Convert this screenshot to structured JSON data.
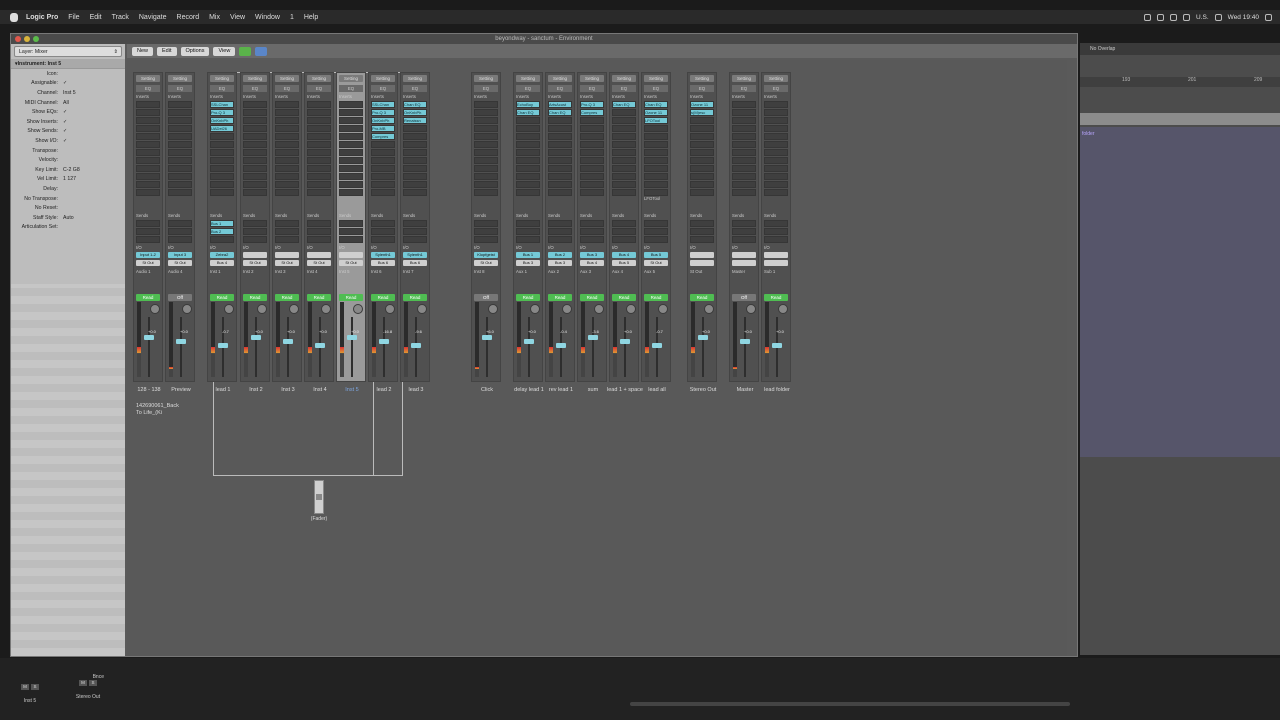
{
  "menubar": {
    "app": "Logic Pro",
    "items": [
      "File",
      "Edit",
      "Track",
      "Navigate",
      "Record",
      "Mix",
      "View",
      "Window",
      "1",
      "Help"
    ],
    "status": [
      "U.S.",
      "Wed 19:40"
    ]
  },
  "window": {
    "title": "beyondway - sanctum - Environment",
    "ghost_title": "beyondway - sanctum - Tracks"
  },
  "toolbar": {
    "new": "New",
    "edit": "Edit",
    "options": "Options",
    "view": "View"
  },
  "inspector": {
    "layer_label": "Layer:",
    "layer_value": "Mixer",
    "section": "Instrument: Inst 5",
    "rows": [
      {
        "k": "Icon:",
        "v": ""
      },
      {
        "k": "Assignable:",
        "v": "✓"
      },
      {
        "k": "Channel:",
        "v": "Inst 5"
      },
      {
        "k": "MIDI Channel:",
        "v": "All"
      },
      {
        "k": "Show EQs:",
        "v": "✓"
      },
      {
        "k": "Show Inserts:",
        "v": "✓"
      },
      {
        "k": "Show Sends:",
        "v": "✓"
      },
      {
        "k": "Show I/O:",
        "v": "✓"
      },
      {
        "k": "Transpose:",
        "v": ""
      },
      {
        "k": "Velocity:",
        "v": ""
      },
      {
        "k": "Key Limit:",
        "v": "C-2  G8"
      },
      {
        "k": "Vel Limit:",
        "v": "1  127"
      },
      {
        "k": "Delay:",
        "v": ""
      },
      {
        "k": "No Transpose:",
        "v": ""
      },
      {
        "k": "No Reset:",
        "v": ""
      },
      {
        "k": "Staff Style:",
        "v": "Auto"
      },
      {
        "k": "Articulation Set:",
        "v": ""
      }
    ]
  },
  "strip_labels": {
    "setting": "Setting",
    "eq": "EQ",
    "inserts": "Inserts",
    "sends": "Sends",
    "io": "I/O"
  },
  "strips": [
    {
      "name": "128 - 138",
      "extra": "142690061_Back To Life_(Ki",
      "inserts": [],
      "sends": [],
      "in": "Input 1-2",
      "out": "St Out",
      "sub": "Audio 1",
      "auto": "Read",
      "vol": "+0.0"
    },
    {
      "name": "Preview",
      "inserts": [],
      "sends": [],
      "in": "Input 3",
      "out": "St Out",
      "sub": "Audio 4",
      "auto": "Off",
      "vol": "+0.0"
    },
    {
      "name": "lead 1",
      "inserts": [
        "SSLChan",
        "Pro-Q 3",
        "OnKnbPh",
        "UADel26"
      ],
      "sends": [
        "Bus 1",
        "Bus 2"
      ],
      "in": "Zebra2",
      "out": "Bus 4",
      "sub": "Inst 1",
      "auto": "Read",
      "vol": "-0.7"
    },
    {
      "name": "Inst 2",
      "inserts": [],
      "sends": [],
      "in": "",
      "out": "St Out",
      "sub": "Inst 2",
      "auto": "Read",
      "vol": "+0.0"
    },
    {
      "name": "Inst 3",
      "inserts": [],
      "sends": [],
      "in": "",
      "out": "St Out",
      "sub": "Inst 3",
      "auto": "Read",
      "vol": "+0.0"
    },
    {
      "name": "Inst 4",
      "inserts": [],
      "sends": [],
      "in": "",
      "out": "St Out",
      "sub": "Inst 4",
      "auto": "Read",
      "vol": "+0.0"
    },
    {
      "name": "Inst 5",
      "inserts": [],
      "sends": [],
      "in": "",
      "out": "St Out",
      "sub": "Inst 5",
      "auto": "Read",
      "vol": "+0.0",
      "selected": true
    },
    {
      "name": "lead 2",
      "inserts": [
        "SSLChan",
        "Pro-Q 3",
        "OnKnbPh",
        "Pro-MB",
        "Compres"
      ],
      "sends": [],
      "in": "Sylenth1",
      "out": "Bus 6",
      "sub": "Inst 6",
      "auto": "Read",
      "vol": "-16.8"
    },
    {
      "name": "lead 3",
      "inserts": [
        "Chan EQ",
        "OnKnbPh",
        "Renaissn"
      ],
      "sends": [],
      "in": "Sylenth1",
      "out": "Bus 6",
      "sub": "Inst 7",
      "auto": "Read",
      "vol": "-9.6",
      "eqcurve": true
    },
    {
      "name": "Click",
      "inserts": [],
      "sends": [],
      "in": "Klopfgeist",
      "out": "St Out",
      "sub": "Inst 8",
      "auto": "Off",
      "vol": "+6.0"
    },
    {
      "name": "delay lead 1",
      "inserts": [
        "EchoBoy",
        "Chan EQ"
      ],
      "sends": [],
      "in": "Bus 1",
      "out": "Bus 3",
      "sub": "Aux 1",
      "auto": "Read",
      "vol": "+0.0",
      "eqcurve": true
    },
    {
      "name": "rev lead 1",
      "inserts": [
        "ArtsAcust",
        "Chan EQ"
      ],
      "sends": [],
      "in": "Bus 2",
      "out": "Bus 3",
      "sub": "Aux 2",
      "auto": "Read",
      "vol": "-0.4",
      "eqcurve": true
    },
    {
      "name": "sum",
      "inserts": [
        "Pro-Q 3",
        "Compres"
      ],
      "sends": [],
      "in": "Bus 3",
      "out": "Bus 4",
      "sub": "Aux 3",
      "auto": "Read",
      "vol": "-3.6"
    },
    {
      "name": "lead 1 + space",
      "inserts": [
        "Chan EQ"
      ],
      "sends": [],
      "in": "Bus 4",
      "out": "Bus 5",
      "sub": "Aux 4",
      "auto": "Read",
      "vol": "+0.0",
      "eqcurve": true
    },
    {
      "name": "lead all",
      "inserts": [
        "Chan EQ",
        "Ozone 11",
        "LFOTool"
      ],
      "sends": [],
      "in": "Bus 5",
      "out": "St Out",
      "sub": "Aux 5",
      "auto": "Read",
      "vol": "-0.7",
      "eqcurve": true,
      "note": "LFOTool"
    },
    {
      "name": "Stereo Out",
      "inserts": [
        "Ozone 11",
        "s(M)esc"
      ],
      "sends": [],
      "in": "",
      "out": "",
      "sub": "St Out",
      "auto": "Read",
      "vol": "+0.0"
    },
    {
      "name": "Master",
      "inserts": [],
      "sends": [],
      "in": "",
      "out": "",
      "sub": "Master",
      "auto": "Off",
      "vol": "+0.0"
    },
    {
      "name": "lead folder",
      "inserts": [],
      "sends": [],
      "in": "",
      "out": "",
      "sub": "Sub 1",
      "auto": "Read",
      "vol": "+0.0"
    }
  ],
  "drag_fader": {
    "label": "(Fader)"
  },
  "arrange": {
    "overlap": "No Overlap",
    "ruler": [
      "193",
      "201",
      "209"
    ],
    "region": "folder"
  },
  "bottom": {
    "strips": [
      {
        "name": "Inst 5"
      },
      {
        "name": "Stereo Out",
        "extra": "Bnce"
      }
    ],
    "m": "M",
    "s": "S"
  },
  "colors": {
    "plugin": "#74c9d6",
    "read": "#4fbd52",
    "selected_name": "#7ea6e0"
  }
}
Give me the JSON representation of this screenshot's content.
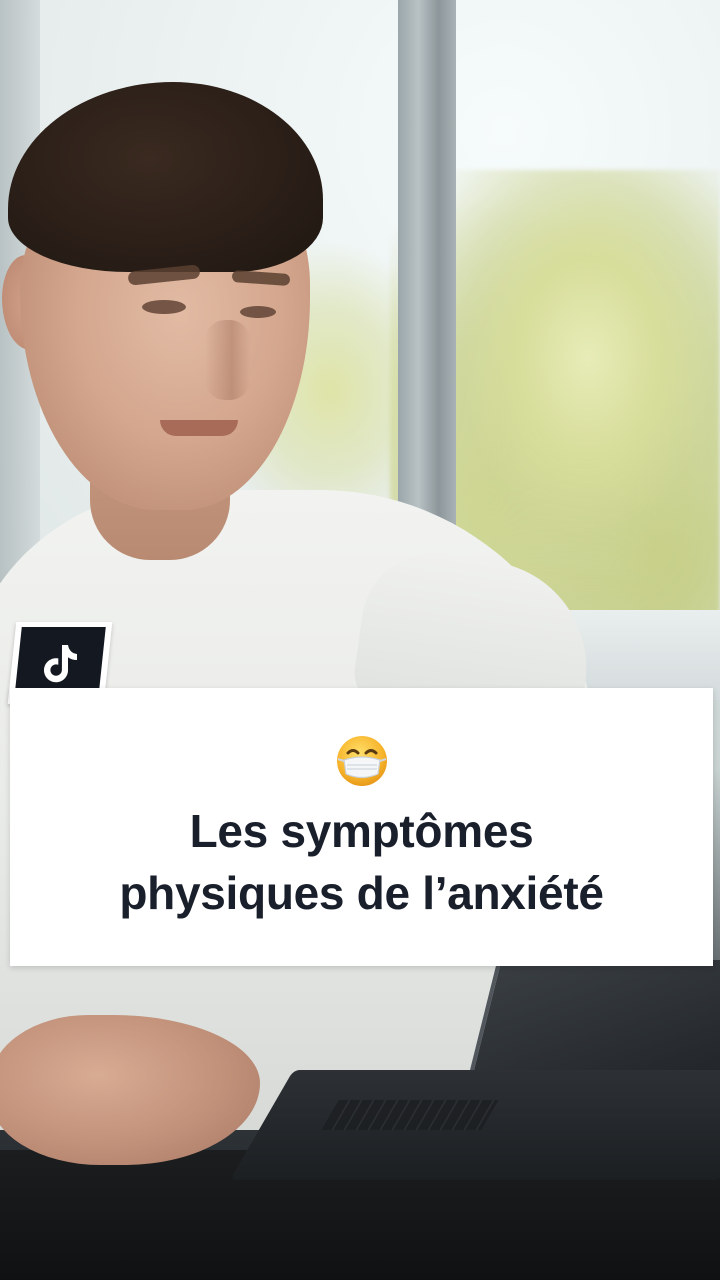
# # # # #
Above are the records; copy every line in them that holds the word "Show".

        "k": "Show EQs:",
        "k": "Show Inserts:",
        "k": "Show Sends:",
        "k": "Show I/O:",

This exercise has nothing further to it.